The efforts – which appear to have been successful in preventing any cases in North Korea so far – mean North Korea has severed or drastically restricted the economic ties it relies on.

“There could be a huge impact not just on the North’s market economy, but also on the entire economy of the country,” Kang said. “North Korea promotes localization, but even for products – candies, crackers, or clothing – manufactured in the country, the raw materials come from China.”

Upcoming North Korean political holidays, which usually include gifts of sweets and crackers for children, may be more less festive than usual if the country’s supplies of sugar, flour, and other ingredients are scarce, she said.

Source and full article: “Burdened by sanctions, North Korea sees coronavirus threaten economic lifelines,” Josh Smith, Reuters, 4/2/2020.

Daily NK reports similar that the government has, quite incredibly, shut the crucial Sinuiju port for shipments to and from China:

Daily NK sources reported that with the port’s shutdown, maritime transportation of goods near the Sino-North Korean border have completely come to a halt.

“All the harbors at Sinuiju Port, which were open until at least Jan. 24, have been completely shut down as of Jan. 25,” a North Pyongan Province source told Daily NK on Friday.

“Authorities are prohibiting the movement of both personnel and goods to stop the coronavirus from entering the country,” he added.

Daily NK sources explained that ships leaving for sea must normally receive a confirmation document and undergo a series of inspections at port customs, but all the customs offices are currently closed and all the boats are docked.

Sinuiju Port, which sits opposite the Chinese city of Dandong in Liaoning Province, is a hub for smuggling as well as official trade with China.

Government ships charged with clamping down on smuggling on the Yalu River have also halted operations, Daily NK sources reported.

“Since all the boats are docked, all the anti-smuggling boats working along the Yalu River have anchored as well,” one source said. “The military unit overseeing the boats have given orders that ‘nobody is to come into contact with Chinese people.’”

Smuggling along the Yalu River also appears to have largely stopped, according to Daily NK sources.

”The current atmosphere is such that if anyone were to say they were going out to smuggle, they would be branded a traitor,” one source said.

With North Korea constantly emphasizing the danger posed by the Wuhan coronavirus through state media along with intensifying its border security, smugglers are on their toes, Daily NK sources said.

Not only is there a fear of infection, but smugglers are also worried that being caught smuggling while the government is so intensely guarding the border might lead to much harsher punishment than usual.

Article source: “N. Korea shuts down Sinuiju Port amid coronavirus fears,” Mun Dong Hui, Daily NK, 4/2/2020.
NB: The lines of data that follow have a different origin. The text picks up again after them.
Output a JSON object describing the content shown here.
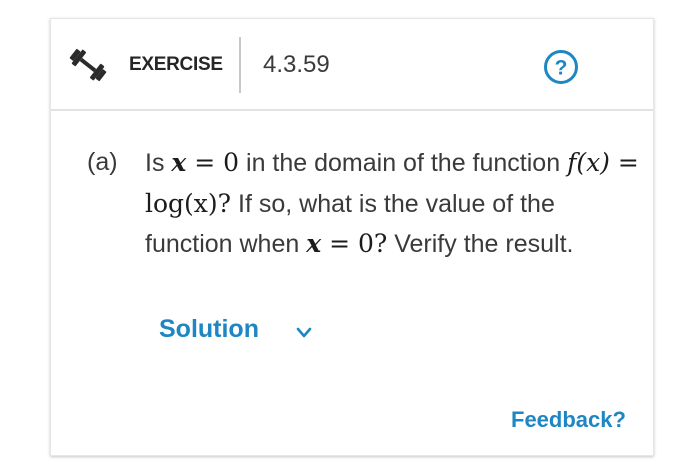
{
  "header": {
    "exercise_label": "EXERCISE",
    "exercise_number": "4.3.59",
    "help_icon": "question-circle-icon",
    "exercise_icon": "dumbbell-icon"
  },
  "problem": {
    "part_label": "(a)",
    "t1": "Is ",
    "m_x1": "x",
    "m_eq1": " = ",
    "m_zero1": "0",
    "t2": " in the domain of the function ",
    "m_f": "f",
    "m_paren_x": "(x)",
    "m_eq2": " = ",
    "m_log": "log(x)?",
    "t3": " If so, what is the value of the function when ",
    "m_x2": "x",
    "m_eq3": " = ",
    "m_zero2": "0?",
    "t4": " Verify the result."
  },
  "solution": {
    "label": "Solution",
    "icon": "chevron-down-icon"
  },
  "footer": {
    "feedback_label": "Feedback?"
  },
  "colors": {
    "accent": "#1f86c4",
    "text": "#3a3a3a",
    "divider": "#e3e3e3"
  }
}
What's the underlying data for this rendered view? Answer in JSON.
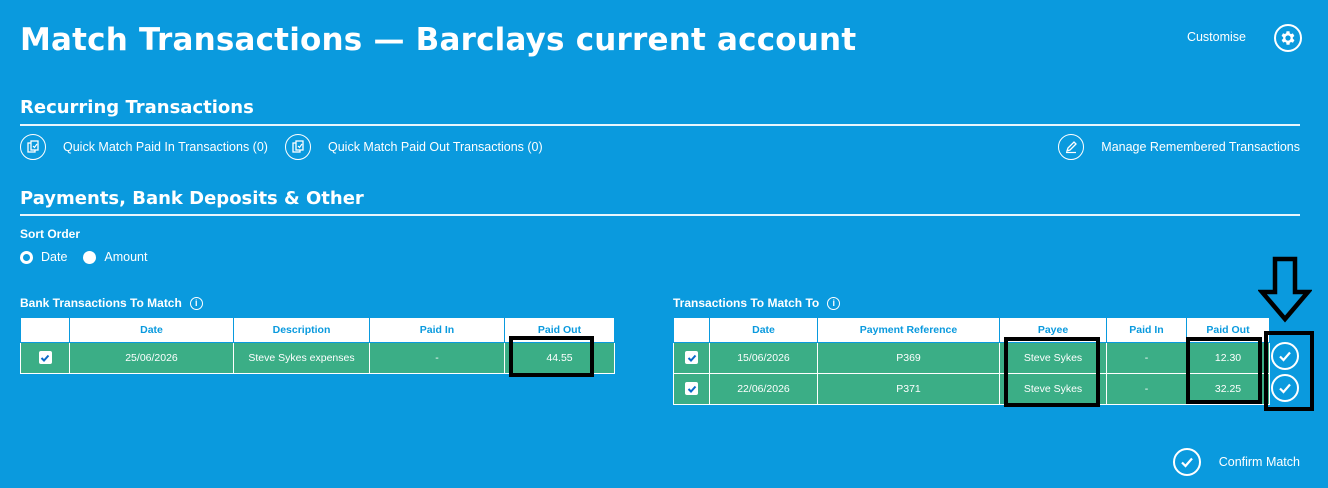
{
  "header": {
    "title": "Match Transactions — Barclays current account",
    "customise_label": "Customise",
    "gear_icon": "gear-icon"
  },
  "recurring": {
    "title": "Recurring Transactions",
    "quick_paid_in": "Quick Match Paid In Transactions (0)",
    "quick_paid_out": "Quick Match Paid Out Transactions (0)",
    "manage_remembered": "Manage Remembered Transactions"
  },
  "payments": {
    "title": "Payments, Bank Deposits & Other",
    "sort_order_label": "Sort Order",
    "sort_options": [
      "Date",
      "Amount"
    ],
    "sort_selected": "Date"
  },
  "bank_table": {
    "title": "Bank Transactions To Match",
    "info_icon": "i",
    "columns": [
      "Date",
      "Description",
      "Paid In",
      "Paid Out"
    ],
    "rows": [
      {
        "checked": true,
        "date": "25/06/2026",
        "description": "Steve Sykes expenses",
        "paid_in": "-",
        "paid_out": "44.55"
      }
    ]
  },
  "match_table": {
    "title": "Transactions To Match To",
    "info_icon": "i",
    "columns": [
      "Date",
      "Payment Reference",
      "Payee",
      "Paid In",
      "Paid Out"
    ],
    "rows": [
      {
        "checked": true,
        "date": "15/06/2026",
        "reference": "P369",
        "payee": "Steve Sykes",
        "paid_in": "-",
        "paid_out": "12.30"
      },
      {
        "checked": true,
        "date": "22/06/2026",
        "reference": "P371",
        "payee": "Steve Sykes",
        "paid_in": "-",
        "paid_out": "32.25"
      }
    ]
  },
  "confirm": {
    "label": "Confirm Match"
  },
  "colors": {
    "background": "#0a9ade",
    "row_green": "#3bae86",
    "highlight": "#000000"
  }
}
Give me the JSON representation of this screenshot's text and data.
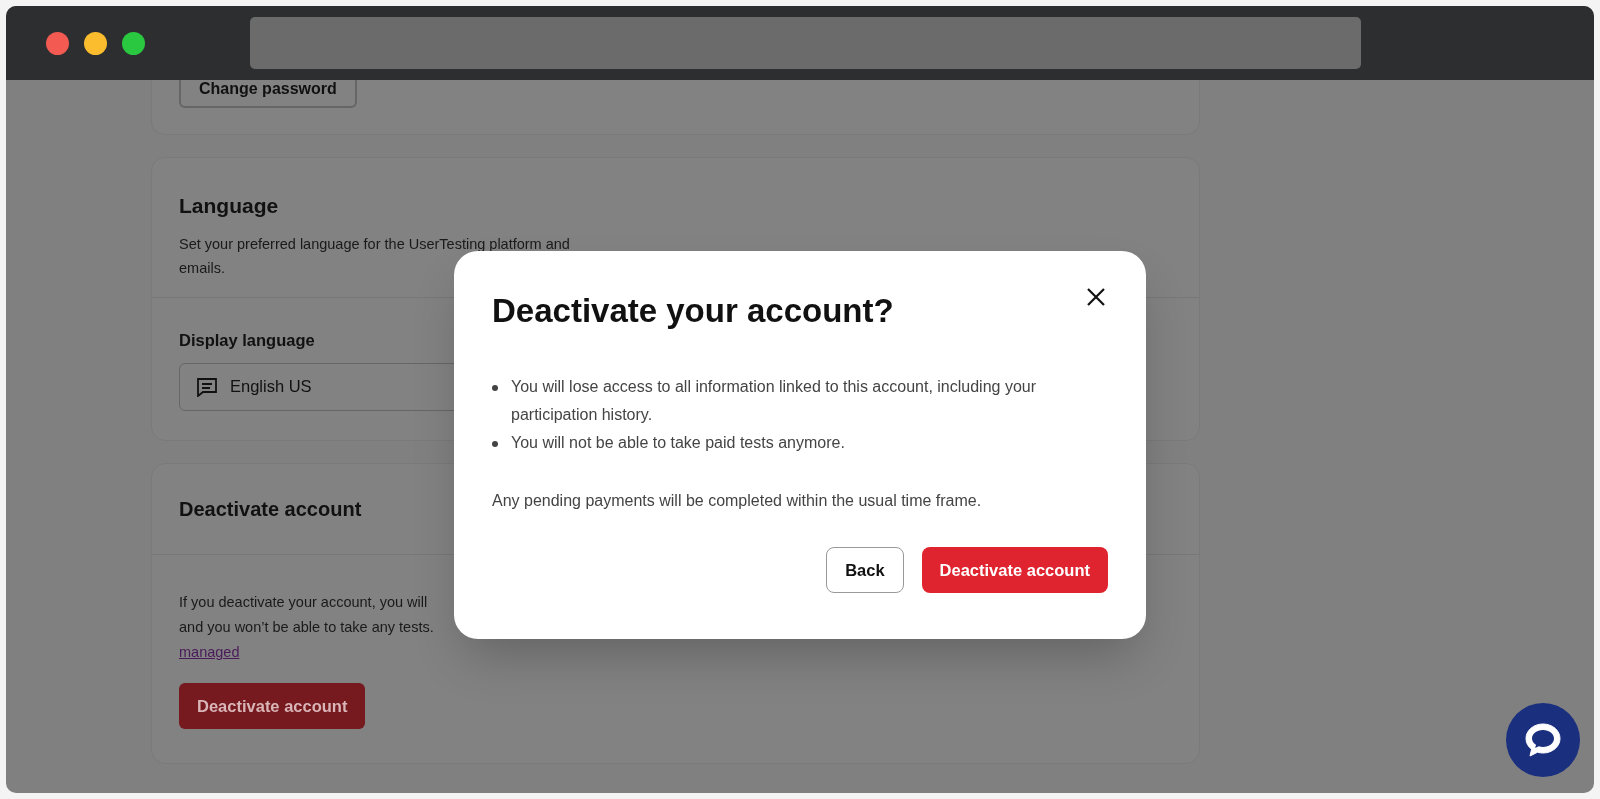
{
  "password_card": {
    "button": "Change password"
  },
  "language_card": {
    "title": "Language",
    "description": "Set your preferred language for the UserTesting platform and emails.",
    "field_label": "Display language",
    "select": {
      "value": "English US"
    }
  },
  "deactivate_card": {
    "title": "Deactivate account",
    "lines": [
      "If you deactivate your account, you will",
      "and you won’t be able to take any tests."
    ],
    "link": "managed",
    "button": "Deactivate account"
  },
  "modal": {
    "title": "Deactivate your account?",
    "bullets": [
      "You will lose access to all information linked to this account, including your participation history.",
      "You will not be able to take paid tests anymore."
    ],
    "note": "Any pending payments will be completed within the usual time frame.",
    "buttons": [
      {
        "label": "Back",
        "kind": "secondary"
      },
      {
        "label": "Deactivate account",
        "kind": "danger"
      }
    ]
  }
}
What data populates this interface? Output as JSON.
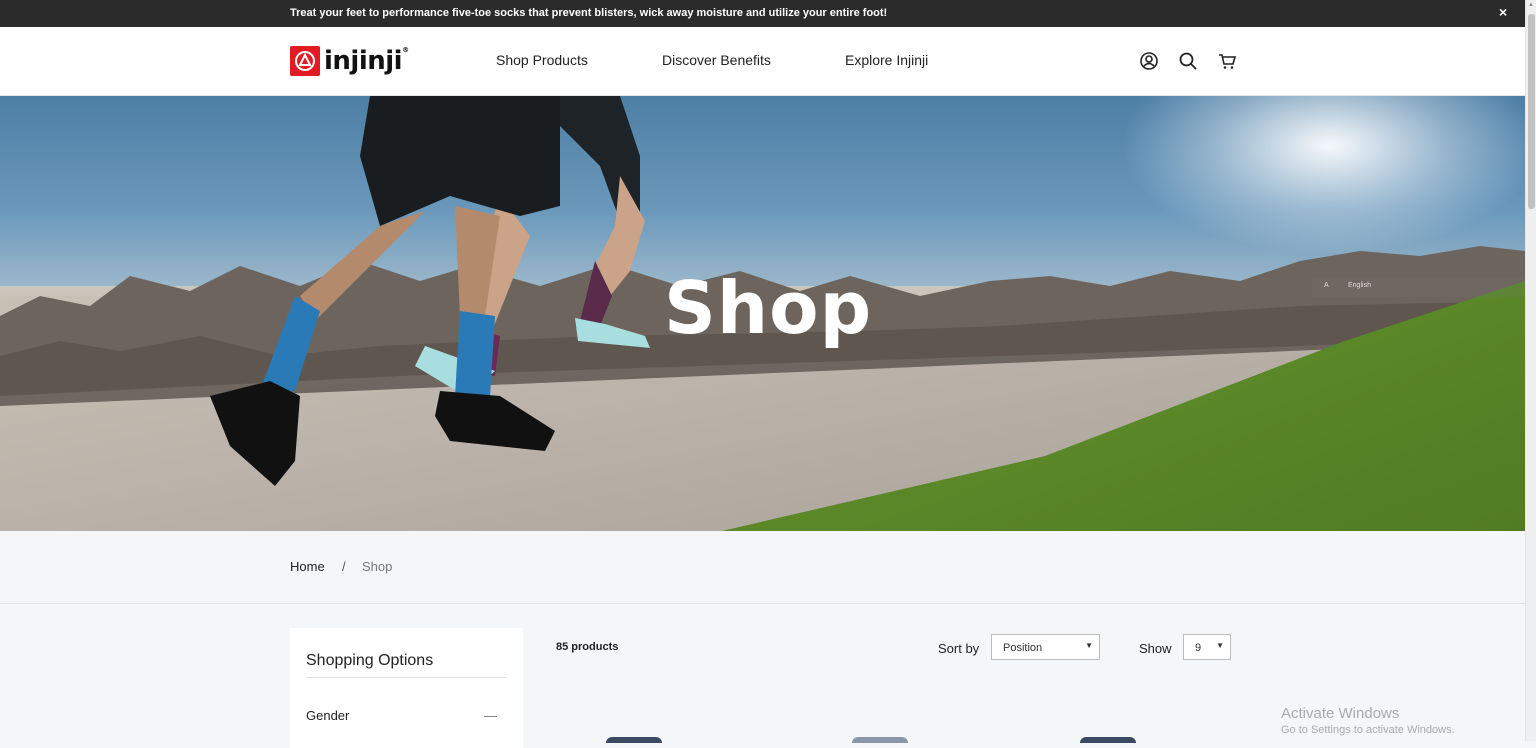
{
  "announcement": {
    "text": "Treat your feet to performance five-toe socks that prevent blisters, wick away moisture and utilize your entire foot!",
    "close": "×"
  },
  "header": {
    "logo": {
      "word": "injinji",
      "mark": "®"
    },
    "nav": [
      {
        "label": "Shop Products"
      },
      {
        "label": "Discover Benefits"
      },
      {
        "label": "Explore Injinji"
      }
    ],
    "icons": [
      "account-icon",
      "search-icon",
      "cart-icon"
    ]
  },
  "hero": {
    "title": "Shop",
    "translate_language": "English"
  },
  "breadcrumb": {
    "home": "Home",
    "separator": "/",
    "current": "Shop"
  },
  "sidebar": {
    "title": "Shopping Options",
    "filters": [
      {
        "label": "Gender",
        "toggle": "—"
      }
    ]
  },
  "toolbar": {
    "count": "85 products",
    "sort_label": "Sort by",
    "sort_value": "Position",
    "show_label": "Show",
    "show_value": "9"
  },
  "watermark": {
    "line1": "Activate Windows",
    "line2": "Go to Settings to activate Windows."
  },
  "colors": {
    "brand_red": "#e31b23",
    "announce_bg": "#2b2b2b",
    "page_bg": "#f5f6f8"
  }
}
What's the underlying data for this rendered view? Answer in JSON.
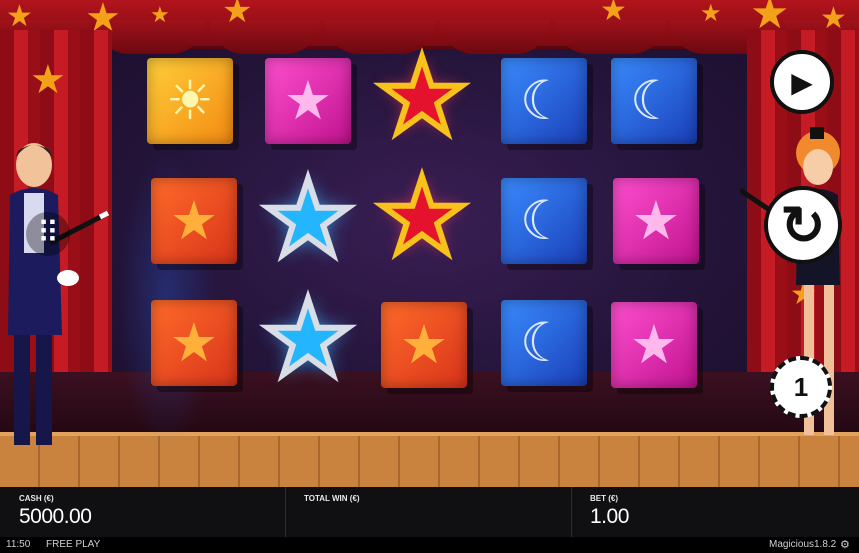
{
  "reels": {
    "rows": [
      [
        "sun-box",
        "pink-star-box",
        "red-star",
        "moon-box",
        "moon-box"
      ],
      [
        "orange-star-box",
        "blue-star",
        "red-star",
        "moon-box",
        "pink-star-box"
      ],
      [
        "orange-star-box",
        "blue-star",
        "orange-star-box",
        "moon-box",
        "pink-star-box"
      ]
    ]
  },
  "icons": {
    "sun": "☀",
    "star": "★",
    "moon": "☾",
    "menu": "⠿",
    "play": "▶",
    "spin": "↻",
    "coin": "1"
  },
  "buttons": {
    "autoplay_icon": "play-icon",
    "spin_icon": "spin-arrows-icon",
    "bet_icon": "coin-icon",
    "menu_icon": "dots-grid-icon"
  },
  "footer": {
    "cash_label": "CASH (€)",
    "cash_value": "5000.00",
    "total_win_label": "TOTAL WIN (€)",
    "total_win_value": "",
    "bet_label": "BET (€)",
    "bet_value": "1.00"
  },
  "status": {
    "time": "11:50",
    "mode": "FREE PLAY",
    "game_name": "Magicious",
    "version": "1.8.2",
    "settings_icon": "gear-icon"
  },
  "colors": {
    "red_curtain": "#c41b24",
    "gold_star": "#f8c21c",
    "blue_star": "#23b6ff",
    "pink_box": "#ff4fcf",
    "blue_box": "#3a8cff",
    "orange_box": "#ff6b2a",
    "yellow_box": "#ffce3a"
  }
}
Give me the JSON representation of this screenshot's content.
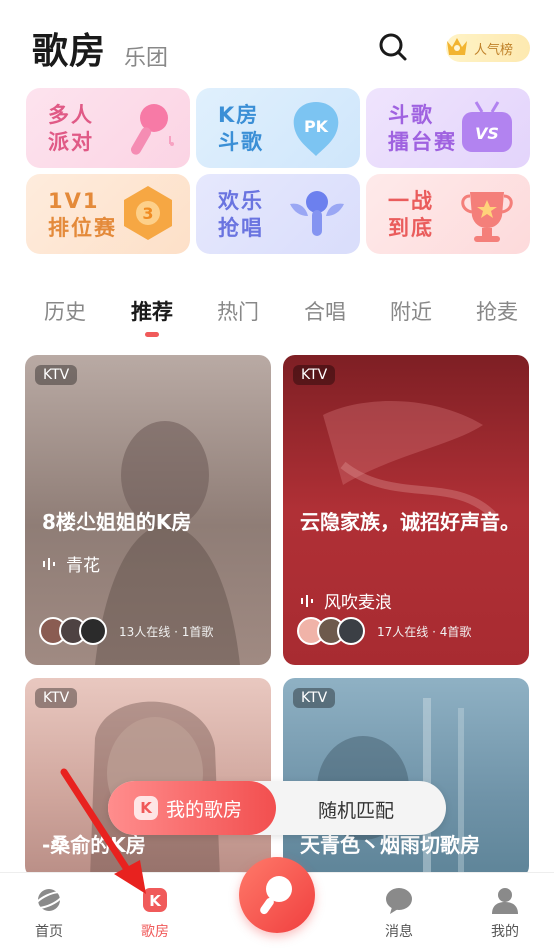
{
  "header": {
    "title": "歌房",
    "subtitle": "乐团",
    "rank_label": "人气榜"
  },
  "features": [
    {
      "label": "多人派对",
      "line1": "多人",
      "line2": "派对"
    },
    {
      "label": "K房斗歌",
      "line1": "K房",
      "line2": "斗歌",
      "badge": "PK"
    },
    {
      "label": "斗歌擂台赛",
      "line1": "斗歌",
      "line2": "擂台赛",
      "badge": "VS"
    },
    {
      "label": "1V1排位赛",
      "line1": "1V1",
      "line2": "排位赛"
    },
    {
      "label": "欢乐抢唱",
      "line1": "欢乐",
      "line2": "抢唱"
    },
    {
      "label": "一战到底",
      "line1": "一战",
      "line2": "到底"
    }
  ],
  "tabs": [
    "历史",
    "推荐",
    "热门",
    "合唱",
    "附近",
    "抢麦"
  ],
  "active_tab": "推荐",
  "rooms": [
    {
      "tag": "KTV",
      "name": "8楼尐姐姐的K房",
      "song": "青花",
      "meta": "13人在线 · 1首歌"
    },
    {
      "tag": "KTV",
      "name": "云隐家族，诚招好声音。",
      "song": "风吹麦浪",
      "meta": "17人在线 · 4首歌"
    },
    {
      "tag": "KTV",
      "name": "-桑俞的K房"
    },
    {
      "tag": "KTV",
      "name": "天青色丶烟雨切歌房"
    }
  ],
  "pill": {
    "mine_label": "我的歌房",
    "random_label": "随机匹配"
  },
  "nav": {
    "home": "首页",
    "karaoke": "歌房",
    "messages": "消息",
    "me": "我的"
  },
  "colors": {
    "accent": "#f05a5a"
  }
}
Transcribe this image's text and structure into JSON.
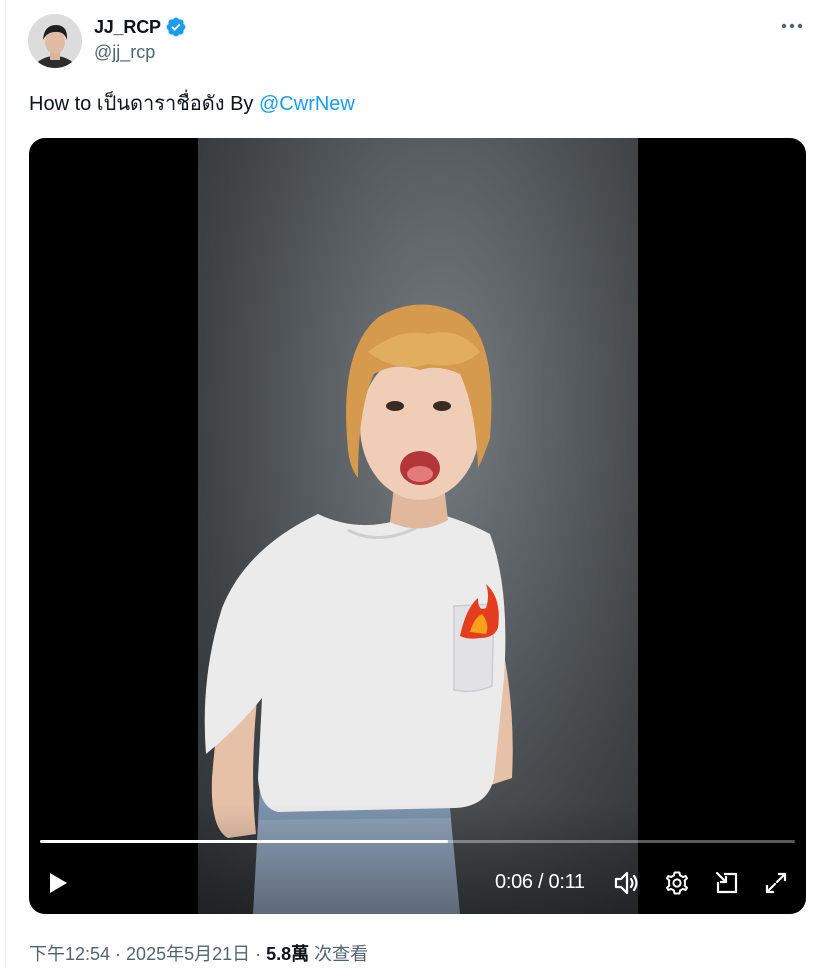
{
  "author": {
    "display_name": "JJ_RCP",
    "handle": "@jj_rcp",
    "verified_icon": "verified-badge-icon"
  },
  "tweet": {
    "text_prefix": "How to เป็นดาราชื่อดัง By ",
    "mention": "@CwrNew"
  },
  "video": {
    "current_time": "0:06",
    "separator": " / ",
    "duration": "0:11",
    "progress_fraction": 0.54,
    "icons": [
      "play-icon",
      "volume-icon",
      "settings-icon",
      "pip-icon",
      "fullscreen-icon"
    ]
  },
  "meta": {
    "time": "下午12:54",
    "dot1": " · ",
    "date": "2025年5月21日",
    "dot2": " · ",
    "views_count": "5.8萬",
    "views_label": " 次查看"
  },
  "colors": {
    "accent": "#1d9bf0",
    "secondary_text": "#536471",
    "primary_text": "#0f1419"
  }
}
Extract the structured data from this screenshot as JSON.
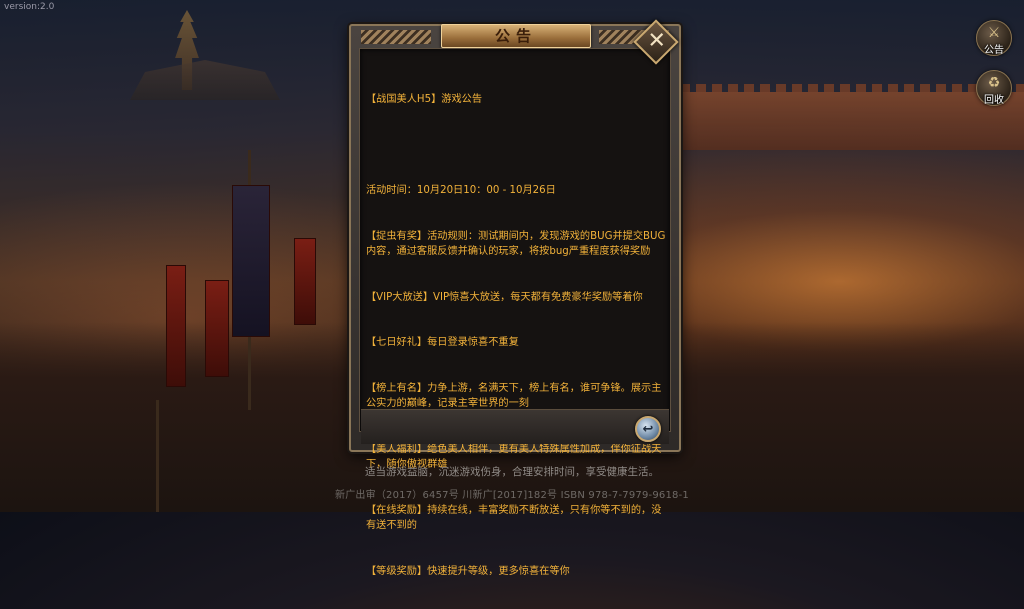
{
  "version": "version:2.0",
  "side_buttons": {
    "notice_label": "公告",
    "return_label": "回收"
  },
  "panel": {
    "title": "公告",
    "close_symbol": "✕",
    "back_symbol": "↩",
    "lines": [
      "【战国美人H5】游戏公告",
      "",
      "活动时间：10月20日10：00 - 10月26日",
      "【捉虫有奖】活动规则：测试期间内，发现游戏的BUG并提交BUG内容，通过客服反馈并确认的玩家，将按bug严重程度获得奖励",
      "【VIP大放送】VIP惊喜大放送，每天都有免费豪华奖励等着你",
      "【七日好礼】每日登录惊喜不重复",
      "【榜上有名】力争上游，名满天下，榜上有名，谁可争锋。展示主公实力的巅峰，记录主宰世界的一刻",
      "【美人福利】绝色美人相伴，更有美人特殊属性加成，伴你征战天下，随你傲视群雄",
      "【在线奖励】持续在线，丰富奖励不断放送，只有你等不到的，没有送不到的",
      "【等级奖励】快速提升等级，更多惊喜在等你"
    ]
  },
  "footer": {
    "health_notice": "适当游戏益脑，沉迷游戏伤身，合理安排时间，享受健康生活。",
    "isbn": "新广出审（2017）6457号 川新广[2017]182号 ISBN 978-7-7979-9618-1"
  },
  "colors": {
    "notice_text": "#f2b23a",
    "panel_border": "#8a7658",
    "title_bar": "#c79a5c"
  },
  "icons": [
    "close-icon",
    "back-arrow-icon",
    "notice-icon",
    "recycle-icon"
  ]
}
The state is taking very serious measures. According to another Daily NK report (in Korean), medical staff has been dispatched to all customs houses along the Chinese border, and are checking the vitals of everyone who enters from China. In the Nampo port, North Korea’s commercially most important one, foreign passengers are forbidden from leaving their ships and entering the country.

As NK Pro reports, tourism is essentially completely banned, and border crossings with China and Russia completely shut aside from outbound movements of people (with some exceptions, as reported here by Daily NK). Goods may still cross by land between the countries. People who have been to China are quarantined for one month.

Predictably, goods prices have soared as a result of the border closings, particularly on manufactured and imported goods from China. Prices for goods like flour have gone up by 47 percent since January. This is itself very interesting, since we’ve seen such small or non-existent market price changes following sanctions thus far. The most likely reason is that sanctions actually do not greatly impact most goods that matter to people’s everyday lives, and the North Korean government won’t exactly stop goods from crossing the border. Here, however, the government itself is enforcing a blanket ban on crossings. It’s serious, and reportedly even for smugglers.

Share